Yet, o'er the brink, and round the lime-stone cell Such thy meek outset, with a crown, though frail, Of the pure spring (they call it the “ Nun's Well,” Kept in perpetual verdure by the steam
Name that first struck by chance my startled ear) Of thy soft breath !—Less vivid wreath entwined
A tender Spirit broods—the pensive Shade
Looked down with pity upon eyes beguiled
Into the shedding of 'too soft a tear.'
IN SIGHT OF THE TOWN OF COCKERMOUTH.
TO A FRIEND.
(Where the Author was born, and his Father's remains
(ON THE BANKS OF THE DERWENT.)
MARY QUEEN OP SCOTS.
Yet, while each useful Art augments her store,
of St. Bees.
(LANDING AT THE MOUTH OF THE DERWENT, WORKINGTON.)
“Cruel of heart were they, bloody of hand,
To aid the Votaress, miracles believed STANZAS SUGGESTED IN A STEAM-BOAT OFF SAINT
Wrought in men's minds, like miracles achieved ; BEES' HEADS, ON THE COAST OF CUMBERLAND.
So piety took root; and Song might tell If Life were slumber on a bed of down,
What humanizing virtues near her cell Toil unimposed, vicissitude unknown,
Sprang up, and spread their fragrance wide around; Sad were our lot: no hunter of the hare
How savage busoms melted at the sound Exults like him whose javelin from the lair Of gospel-truth enchained in harmonies Has roused the lion; no one plucks the rose, Wafted o'er waves, or creeping through close trees, Whose proffered beauty in safe shelter blows From her religious Mansion of St. Bees. 'Mid a trim garden's summer luxuries, With jofolike his who climbs, on hands and knees, When her sweet Voice, that instrument of love, For some rare plant, yon Headland of St. Bees.
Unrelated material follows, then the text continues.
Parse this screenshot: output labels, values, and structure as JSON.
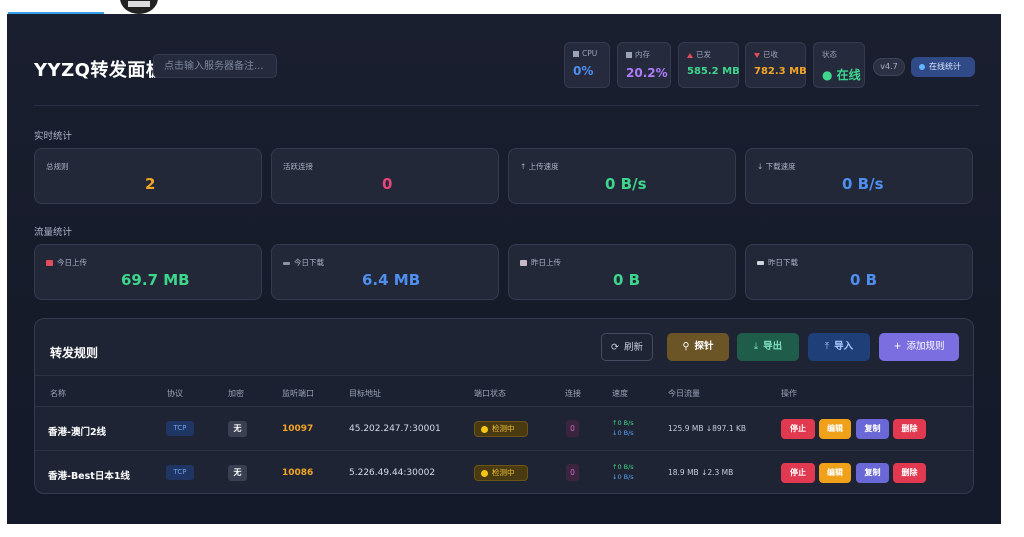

Was glorified, and took its place, above
The silent stars, among the angelic quire, This independence upon oar and sail,
Her chantry blazed with sacrilegious fire, This new indifference to breeze or gale,
And perished utterly; but her good deeds This straight-lined progress, furrowing a flat lea, Had sown the spot, that witnessed them, with seeds And regular as if locked in certainty
Which lay in earth expectant, till a breeze
Her intercessions made for the soul's rest
Among the good (when love might else have slept,
Are not, in sooth, their Requiems sacred ties As millions thus shall do, the Headlands of St. Bees. Woven out of passion's sharpest agonies,